I was recently made aware of a letter sent by a hospital nurse. Doctors and nurses commit themselves to provide the best care possible for patients, no matter their race, gender, age, sexual orientation, social status, political affiliation or spiritual practice. This nurse indicated in the letter, that they were suffering conflicting feelings. They wrote; “…while I provide the best care I can to all my patients, I carry this anger and resentment towards some of them who publicly deny that there is a pandemic going on, refuse to wear a mask and sometimes encourage others not to follow guidelines universally subscribed to by epidemiologists. I risk my life and my family’s health to care for patients with infectious diseases. I feel a resentment towards people who end up in intensive care because of crazy unfounded beliefs regarding COVID-19.” Working as a chaplain in a large hospital, I understand this struggle and I get some sense of this frustration from the healthcare professionals I am interacting with as well.
As I reflect on this, I see many instances of this incongruity in my own actions. When we do our Metta practice and send loving kindness to people in our lives who make it difficult to love them, I sometimes do feel conflicted. Outwardly, I would not do things that would cause them harm or cause them personal pain, but inwardly that is not always the sentiment. That is a result of the personal pain I have shared with them. When I have these feelings, I often think of the Mantra of Forgiveness.

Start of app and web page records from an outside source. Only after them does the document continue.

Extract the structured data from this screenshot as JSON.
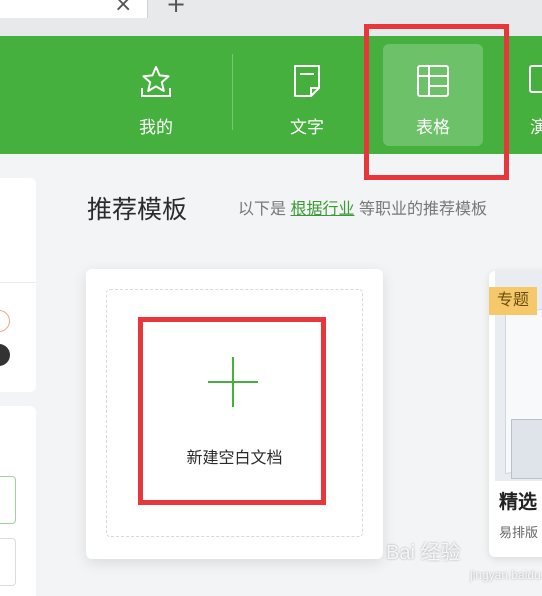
{
  "browser": {
    "close_glyph": "×",
    "new_tab_glyph": "+"
  },
  "nav": {
    "items": [
      {
        "label": "我的",
        "icon": "star-tray-icon"
      },
      {
        "label": "文字",
        "icon": "document-icon"
      },
      {
        "label": "表格",
        "icon": "table-icon",
        "active": true
      },
      {
        "label": "演",
        "icon": "presentation-icon"
      }
    ],
    "bg_color": "#45b03e"
  },
  "section": {
    "title": "推荐模板",
    "desc_prefix": "以下是",
    "desc_link": "根据行业",
    "desc_suffix": "等职业的推荐模板"
  },
  "new_blank": {
    "label": "新建空白文档"
  },
  "template_card": {
    "badge": "专题",
    "title": "精选",
    "subtitle": "易排版"
  },
  "watermark": {
    "text": "Bai 经验",
    "sub": "jingyan.baidu.com"
  },
  "annotation_color": "#e8373b"
}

I think the very first paragraph of this mantra explains the reasons that we may outwardly demonstrate Metta and yet hold very different feelings in our thoughts. The Mantra begins:
“You have caused me pain; I have not forgiven you.
You have caused me pain; I have not forgiven you.
You acted out of your own pain; I responded with my pain
Suffering comes from desire and ignorance.
May all beings find peace.”
The entire Mantra gives a clear connection to a path of understanding and loving kindness that can be the salve when our most personal unspoken feelings that lie beneath our outward motivations and actions seem contradictory. Forgiveness and compassion both inwardly and outwardly will reduce our suffering. Or as my Teacher says, Love More.
There is a story, many times attributed to Native American culture that speaks to this. Once a wise grandfather was having dialogue with his young grandson about life. The grandfather explained that each individual is born with two wolves inside them that are in a constant battle. The black wolf represents our darker thoughts and actions while the white wolf reflects the kinder and more loving self. The grandson asked the grandfather which wolf wins the battle? The grandfather responded that "the winner is the one we feed".
Namo tassa bhagavato arahato samma sambuddhassa